While Apple had released patches for the bug, another roadblock comes in the form of an additional security feature named BlastDoor.
Why was BlastDoor required?
According to researchers, Apple has added the BlastDoor security feature across its range of operating systems to counter hacking attempts into Apple devices that use iMessages.A study by reuters shows that UAE exploited the bugs in the iMessage client to spy on the iPhones of big diplomats, forgein leaders and activists in 2016 and 2017. A team of the US government intelligence worked for the UAE to help them keep an eye on the rivals. They used a spying tool called 'Karma' that exploited a flaw in the iMessage system. This tool allowed them to obtain photos, emails, texts, location, passwords, and more without having the end-user to even click on anything. The use of a similar tool to target journalists at Al Jazeera was reported last year, despite the claims that security updates have deemed 'Karma' less effective.
Apple's BlastDoor security feature comes during the time when there is a strong need of averting such attacks
How does Blastdoor help achieve information security?
BlastDoor remains invisible to users. This security feature is an integral part of iOS14-Apple's latest version of its Operating System, and was discovered by SamuelGrob of Google's Project Zero.

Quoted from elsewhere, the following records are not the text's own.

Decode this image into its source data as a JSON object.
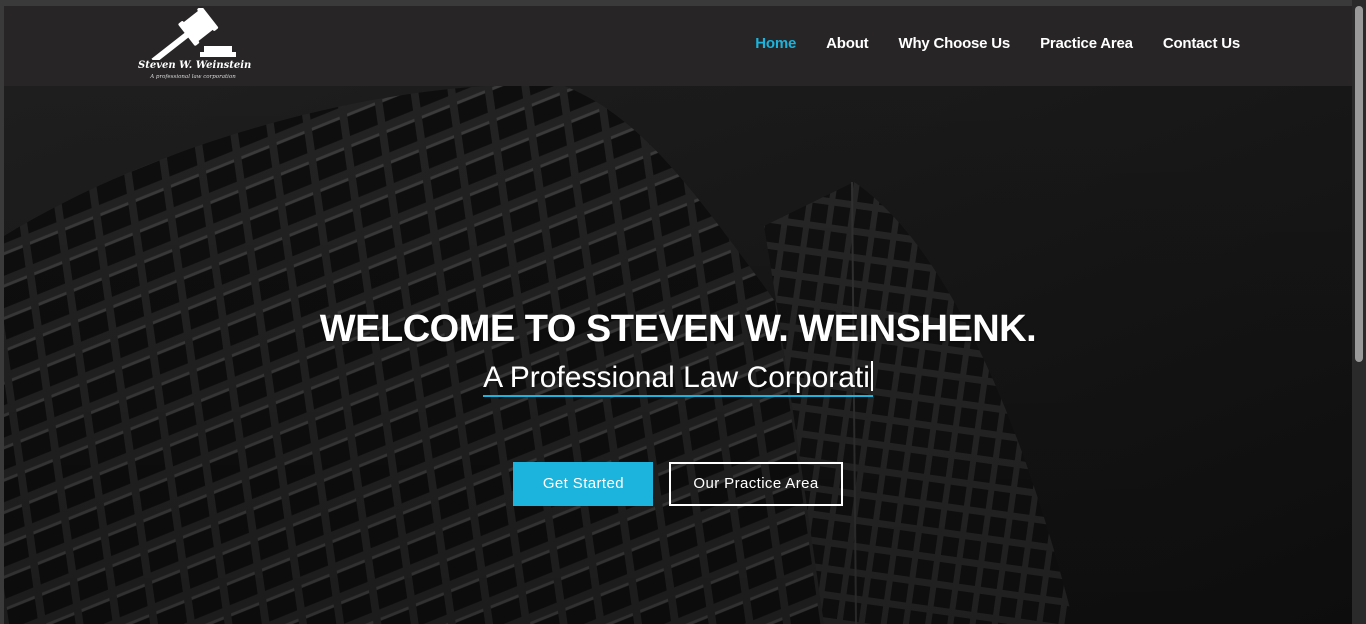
{
  "logo": {
    "name": "Steven W. Weinstein",
    "tagline": "A professional law corporation"
  },
  "nav": [
    {
      "label": "Home",
      "active": true
    },
    {
      "label": "About",
      "active": false
    },
    {
      "label": "Why Choose Us",
      "active": false
    },
    {
      "label": "Practice Area",
      "active": false
    },
    {
      "label": "Contact Us",
      "active": false
    }
  ],
  "hero": {
    "title": "WELCOME TO STEVEN W. WEINSHENK.",
    "subtitle": "A Professional Law Corporati",
    "primary_button": "Get Started",
    "secondary_button": "Our Practice Area"
  },
  "colors": {
    "accent": "#1cb4dc",
    "header_bg": "#272526"
  }
}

Although all apps on iOS work in sandbox mode by default, BlastDoor acts like an extra layer of protection to it.
The basic function of BlastDoor is to scan incoming messages, process them inside a secure and isolated environment so that any embedded malicious code cannot interact with the rest of the system.
The final word
Message has been the target of several hackers over recent times. Moreover, security researchers had criticized Apple's incompetence in handling data threats from interaction-less threats. But with the integration of the new 'BlastDoor' security feature, we can say Apple has finally decided to act upon the feedback from its users